- **TASK GOAL**: The required lines are those that contain "this"; pull them out of the data and copy them.

━━━━━━━━━━━━━━━━

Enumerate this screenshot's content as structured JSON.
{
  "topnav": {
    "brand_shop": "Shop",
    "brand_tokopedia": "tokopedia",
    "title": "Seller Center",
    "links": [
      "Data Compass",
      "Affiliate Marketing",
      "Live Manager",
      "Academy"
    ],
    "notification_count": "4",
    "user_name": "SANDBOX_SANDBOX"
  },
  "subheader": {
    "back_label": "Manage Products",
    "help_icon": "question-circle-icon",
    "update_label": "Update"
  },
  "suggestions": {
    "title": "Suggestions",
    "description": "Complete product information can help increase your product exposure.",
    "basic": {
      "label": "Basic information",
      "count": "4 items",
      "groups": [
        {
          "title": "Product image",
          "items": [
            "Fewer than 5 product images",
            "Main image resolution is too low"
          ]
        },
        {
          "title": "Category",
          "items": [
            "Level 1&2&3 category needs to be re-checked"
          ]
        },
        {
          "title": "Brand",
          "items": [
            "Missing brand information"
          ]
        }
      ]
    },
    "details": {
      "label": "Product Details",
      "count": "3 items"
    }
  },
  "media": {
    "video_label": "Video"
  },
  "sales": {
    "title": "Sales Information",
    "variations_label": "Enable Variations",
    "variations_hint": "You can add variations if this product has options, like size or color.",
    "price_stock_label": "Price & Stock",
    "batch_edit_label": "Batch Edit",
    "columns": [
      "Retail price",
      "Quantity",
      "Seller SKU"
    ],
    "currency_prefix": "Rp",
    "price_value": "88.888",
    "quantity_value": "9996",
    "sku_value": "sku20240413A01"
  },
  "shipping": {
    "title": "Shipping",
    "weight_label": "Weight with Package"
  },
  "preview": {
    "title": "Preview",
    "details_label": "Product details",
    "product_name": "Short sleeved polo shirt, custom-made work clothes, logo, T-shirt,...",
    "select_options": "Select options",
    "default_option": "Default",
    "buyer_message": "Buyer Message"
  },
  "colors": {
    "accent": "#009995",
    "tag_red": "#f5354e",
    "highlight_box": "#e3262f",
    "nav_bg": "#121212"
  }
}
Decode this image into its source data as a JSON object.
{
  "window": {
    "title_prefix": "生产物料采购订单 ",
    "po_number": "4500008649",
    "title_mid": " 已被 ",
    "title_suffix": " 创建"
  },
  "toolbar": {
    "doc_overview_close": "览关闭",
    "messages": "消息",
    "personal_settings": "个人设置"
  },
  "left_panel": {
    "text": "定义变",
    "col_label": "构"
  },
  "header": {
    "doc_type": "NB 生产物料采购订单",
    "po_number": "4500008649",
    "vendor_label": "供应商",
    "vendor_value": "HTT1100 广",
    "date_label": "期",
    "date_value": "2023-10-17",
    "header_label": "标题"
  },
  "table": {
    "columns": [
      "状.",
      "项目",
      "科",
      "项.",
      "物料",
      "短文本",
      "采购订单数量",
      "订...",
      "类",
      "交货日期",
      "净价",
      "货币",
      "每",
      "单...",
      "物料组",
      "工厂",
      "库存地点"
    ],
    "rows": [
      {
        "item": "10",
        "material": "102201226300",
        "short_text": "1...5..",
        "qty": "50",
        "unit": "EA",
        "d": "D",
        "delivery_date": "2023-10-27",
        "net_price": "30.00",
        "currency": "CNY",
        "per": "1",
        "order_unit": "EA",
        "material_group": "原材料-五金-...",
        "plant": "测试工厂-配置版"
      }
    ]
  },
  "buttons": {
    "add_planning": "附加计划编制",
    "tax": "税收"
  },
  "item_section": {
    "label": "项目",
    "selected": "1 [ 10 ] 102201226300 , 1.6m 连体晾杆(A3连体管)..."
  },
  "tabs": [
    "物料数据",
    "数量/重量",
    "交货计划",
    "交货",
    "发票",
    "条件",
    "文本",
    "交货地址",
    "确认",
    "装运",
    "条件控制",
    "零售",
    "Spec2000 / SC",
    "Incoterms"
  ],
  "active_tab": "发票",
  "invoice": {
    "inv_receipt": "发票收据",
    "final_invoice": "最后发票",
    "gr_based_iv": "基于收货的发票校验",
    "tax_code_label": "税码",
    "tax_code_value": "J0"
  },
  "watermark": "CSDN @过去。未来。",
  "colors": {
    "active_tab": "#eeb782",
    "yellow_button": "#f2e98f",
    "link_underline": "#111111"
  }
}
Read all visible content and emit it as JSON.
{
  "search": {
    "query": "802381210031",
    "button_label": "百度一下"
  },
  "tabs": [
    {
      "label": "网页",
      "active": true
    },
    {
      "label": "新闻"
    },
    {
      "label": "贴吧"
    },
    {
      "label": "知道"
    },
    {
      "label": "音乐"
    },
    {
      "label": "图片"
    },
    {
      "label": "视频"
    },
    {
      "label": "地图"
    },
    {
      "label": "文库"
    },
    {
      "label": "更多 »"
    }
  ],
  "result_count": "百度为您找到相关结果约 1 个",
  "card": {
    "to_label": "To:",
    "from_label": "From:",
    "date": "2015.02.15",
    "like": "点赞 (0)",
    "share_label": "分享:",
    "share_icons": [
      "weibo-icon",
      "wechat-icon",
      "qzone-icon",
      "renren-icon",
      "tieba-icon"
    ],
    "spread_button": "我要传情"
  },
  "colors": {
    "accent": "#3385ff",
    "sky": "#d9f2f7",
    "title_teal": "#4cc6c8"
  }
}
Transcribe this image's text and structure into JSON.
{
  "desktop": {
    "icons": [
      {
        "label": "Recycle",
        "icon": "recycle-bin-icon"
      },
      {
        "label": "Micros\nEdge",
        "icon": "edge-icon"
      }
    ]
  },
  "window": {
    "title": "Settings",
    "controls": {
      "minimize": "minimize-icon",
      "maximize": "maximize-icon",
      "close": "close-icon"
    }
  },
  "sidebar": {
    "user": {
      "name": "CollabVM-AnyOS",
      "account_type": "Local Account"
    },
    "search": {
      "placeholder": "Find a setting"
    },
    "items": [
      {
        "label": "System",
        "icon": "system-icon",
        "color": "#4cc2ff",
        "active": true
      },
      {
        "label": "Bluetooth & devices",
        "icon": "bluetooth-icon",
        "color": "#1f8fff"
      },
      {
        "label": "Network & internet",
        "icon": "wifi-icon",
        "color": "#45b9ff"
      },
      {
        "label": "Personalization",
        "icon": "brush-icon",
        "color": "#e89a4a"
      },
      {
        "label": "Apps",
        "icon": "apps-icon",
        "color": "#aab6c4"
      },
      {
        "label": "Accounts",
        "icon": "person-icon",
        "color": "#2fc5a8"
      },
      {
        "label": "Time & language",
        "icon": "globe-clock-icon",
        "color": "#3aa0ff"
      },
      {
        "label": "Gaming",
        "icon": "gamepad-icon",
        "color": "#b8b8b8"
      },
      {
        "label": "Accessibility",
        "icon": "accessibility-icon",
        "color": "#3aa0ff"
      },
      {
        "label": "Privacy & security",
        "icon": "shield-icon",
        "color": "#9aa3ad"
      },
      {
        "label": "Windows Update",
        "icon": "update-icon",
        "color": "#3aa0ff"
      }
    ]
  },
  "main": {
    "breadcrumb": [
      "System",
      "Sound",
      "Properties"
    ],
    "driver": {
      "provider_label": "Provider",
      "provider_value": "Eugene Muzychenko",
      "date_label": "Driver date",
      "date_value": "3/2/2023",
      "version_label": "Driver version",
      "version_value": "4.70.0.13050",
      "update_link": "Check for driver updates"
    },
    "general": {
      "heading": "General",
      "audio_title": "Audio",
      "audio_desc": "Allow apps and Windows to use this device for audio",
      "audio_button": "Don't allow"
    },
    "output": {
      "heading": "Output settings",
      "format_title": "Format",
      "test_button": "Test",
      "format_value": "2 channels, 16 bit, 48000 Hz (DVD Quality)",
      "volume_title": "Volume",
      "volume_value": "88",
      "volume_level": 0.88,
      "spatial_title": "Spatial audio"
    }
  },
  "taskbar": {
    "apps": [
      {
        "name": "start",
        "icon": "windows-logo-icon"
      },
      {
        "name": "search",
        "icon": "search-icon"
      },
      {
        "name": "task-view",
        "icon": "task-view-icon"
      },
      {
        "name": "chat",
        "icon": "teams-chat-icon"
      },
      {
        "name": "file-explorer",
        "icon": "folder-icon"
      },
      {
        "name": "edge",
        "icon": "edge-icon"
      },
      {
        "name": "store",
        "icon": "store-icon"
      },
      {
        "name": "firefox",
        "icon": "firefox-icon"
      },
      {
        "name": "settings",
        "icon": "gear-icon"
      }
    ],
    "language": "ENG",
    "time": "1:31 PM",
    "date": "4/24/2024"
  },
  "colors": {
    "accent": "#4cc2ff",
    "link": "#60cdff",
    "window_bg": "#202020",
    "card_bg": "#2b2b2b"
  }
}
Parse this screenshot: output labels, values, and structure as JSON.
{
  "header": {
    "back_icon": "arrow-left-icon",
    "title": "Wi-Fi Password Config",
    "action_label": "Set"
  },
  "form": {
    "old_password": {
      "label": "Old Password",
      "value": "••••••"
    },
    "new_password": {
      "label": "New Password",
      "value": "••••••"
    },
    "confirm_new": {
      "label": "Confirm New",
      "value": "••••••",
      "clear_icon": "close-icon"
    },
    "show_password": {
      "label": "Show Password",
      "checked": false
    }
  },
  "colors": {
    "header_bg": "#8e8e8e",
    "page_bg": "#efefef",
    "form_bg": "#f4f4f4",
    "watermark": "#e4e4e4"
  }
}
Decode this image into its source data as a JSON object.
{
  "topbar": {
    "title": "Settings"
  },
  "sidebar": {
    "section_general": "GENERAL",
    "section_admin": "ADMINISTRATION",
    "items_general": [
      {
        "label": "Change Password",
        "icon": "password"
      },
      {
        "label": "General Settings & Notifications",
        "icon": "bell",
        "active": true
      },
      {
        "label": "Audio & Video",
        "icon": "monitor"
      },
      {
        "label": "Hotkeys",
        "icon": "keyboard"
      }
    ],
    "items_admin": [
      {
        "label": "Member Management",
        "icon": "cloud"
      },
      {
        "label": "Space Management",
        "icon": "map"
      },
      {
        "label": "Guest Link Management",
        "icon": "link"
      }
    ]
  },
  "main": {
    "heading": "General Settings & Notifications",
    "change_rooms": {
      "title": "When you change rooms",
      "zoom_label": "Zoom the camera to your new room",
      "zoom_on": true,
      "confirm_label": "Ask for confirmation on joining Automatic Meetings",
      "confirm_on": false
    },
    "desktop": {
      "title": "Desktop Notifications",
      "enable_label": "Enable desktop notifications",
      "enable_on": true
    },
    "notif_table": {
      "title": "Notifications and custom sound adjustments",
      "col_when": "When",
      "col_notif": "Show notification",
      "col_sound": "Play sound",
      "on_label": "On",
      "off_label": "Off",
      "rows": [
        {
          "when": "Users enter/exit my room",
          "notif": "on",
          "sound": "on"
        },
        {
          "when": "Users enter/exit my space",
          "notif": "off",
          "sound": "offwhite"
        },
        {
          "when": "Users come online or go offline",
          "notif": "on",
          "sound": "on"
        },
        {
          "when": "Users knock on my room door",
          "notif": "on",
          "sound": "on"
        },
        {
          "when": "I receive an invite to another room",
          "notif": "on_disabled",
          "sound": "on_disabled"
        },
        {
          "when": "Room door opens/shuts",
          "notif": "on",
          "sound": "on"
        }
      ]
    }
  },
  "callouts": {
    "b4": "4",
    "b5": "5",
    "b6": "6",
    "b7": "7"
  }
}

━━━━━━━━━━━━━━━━

- **EXERCISE OUTPUT**:
Enumerate this screenshot's content as structured JSON.
    "variations_hint": "You can add variations if this product has options, like size or color.",
Decode this image into its source data as a JSON object.
Transcribe this image's text and structure into JSON.
      "audio_desc": "Allow apps and Windows to use this device for audio",
Parse this screenshot: output labels, values, and structure as JSON.
Decode this image into its source data as a JSON object.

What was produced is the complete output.